Sierra Leone-focused iron ore miner African Minerals has obtained $248m in cash through an agreement with its Chinese partner, Shandong Iron and Steel Group, that has also seen its chief executive resign, following losses of around 90% loss in the company’s share value this year.

Under the agreement with the Chinese steelmaker, the company will gain immediate access to $284m for its sole project – the Tonkolili mine in Sierra Leone – investing a sum that had already been earmarked for the second phase of the project’s expansion.

A statement from the company noted that, “both shareholders have agreed to access the funds in the Hong Kong joint project account … not only for construction capital, but also for general working capital purposes, with immediate effect.”

Access to the funds will significantly aid African Minerals, particularly as it struggles with lower iron ore prices. However, in allowing access to the funds Shandong did request management changes, leading to the resignation of Bernard Pryor as CEO, and the appointment of Alan Watling in his place.

The Chinese group also requested that the project’s financial and operational management be separated from that of African Minerals, potentially increasing its influence. Shandong Iron and Steel Group holds a 25% stake in Tonkolili, while African Minerals holds the rest.

Roger Liddell, a senior director at African Minerals, said: “The last few weeks have thrown up a perfect storm of low iron ore prices and heightened concern over the serious Ebola virus disease … the second quarter has seen our received price fall, putting pressure on our working capital requirement.”

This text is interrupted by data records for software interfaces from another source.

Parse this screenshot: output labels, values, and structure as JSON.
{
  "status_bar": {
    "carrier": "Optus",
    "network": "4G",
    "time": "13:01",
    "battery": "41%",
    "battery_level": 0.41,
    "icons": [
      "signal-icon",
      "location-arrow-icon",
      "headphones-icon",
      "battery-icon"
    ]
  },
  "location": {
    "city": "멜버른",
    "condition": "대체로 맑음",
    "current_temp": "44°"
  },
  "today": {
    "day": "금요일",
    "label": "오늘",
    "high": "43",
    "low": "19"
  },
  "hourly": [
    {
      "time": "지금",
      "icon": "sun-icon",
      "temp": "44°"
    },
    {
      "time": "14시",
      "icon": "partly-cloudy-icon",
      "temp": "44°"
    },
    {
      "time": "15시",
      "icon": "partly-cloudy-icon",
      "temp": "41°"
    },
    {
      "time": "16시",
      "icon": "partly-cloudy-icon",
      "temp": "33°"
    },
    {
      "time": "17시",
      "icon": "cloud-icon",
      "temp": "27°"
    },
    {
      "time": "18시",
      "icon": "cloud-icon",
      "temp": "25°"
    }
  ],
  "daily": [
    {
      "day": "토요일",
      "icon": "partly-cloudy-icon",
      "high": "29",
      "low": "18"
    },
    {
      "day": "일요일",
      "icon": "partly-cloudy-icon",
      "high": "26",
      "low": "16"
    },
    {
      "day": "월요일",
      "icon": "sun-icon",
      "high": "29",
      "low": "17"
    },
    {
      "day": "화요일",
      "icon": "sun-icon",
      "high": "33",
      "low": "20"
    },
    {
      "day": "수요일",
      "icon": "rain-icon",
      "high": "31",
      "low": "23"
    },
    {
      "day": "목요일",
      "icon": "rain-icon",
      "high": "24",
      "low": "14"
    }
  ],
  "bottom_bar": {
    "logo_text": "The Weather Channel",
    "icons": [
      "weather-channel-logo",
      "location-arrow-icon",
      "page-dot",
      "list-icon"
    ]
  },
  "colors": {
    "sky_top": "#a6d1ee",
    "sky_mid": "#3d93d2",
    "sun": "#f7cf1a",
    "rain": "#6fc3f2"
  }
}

He also reiterated its production guidance of 16 to 18 million tonnes for 2014, with C1 cash costs (on-site costs and general expenses) in the range $34-36 per tonne, adding, “the wet season has started aggressively, but we are pleased to report that production and export sales have been unaffected, with nine million tonnes already exported in the first half of the year.”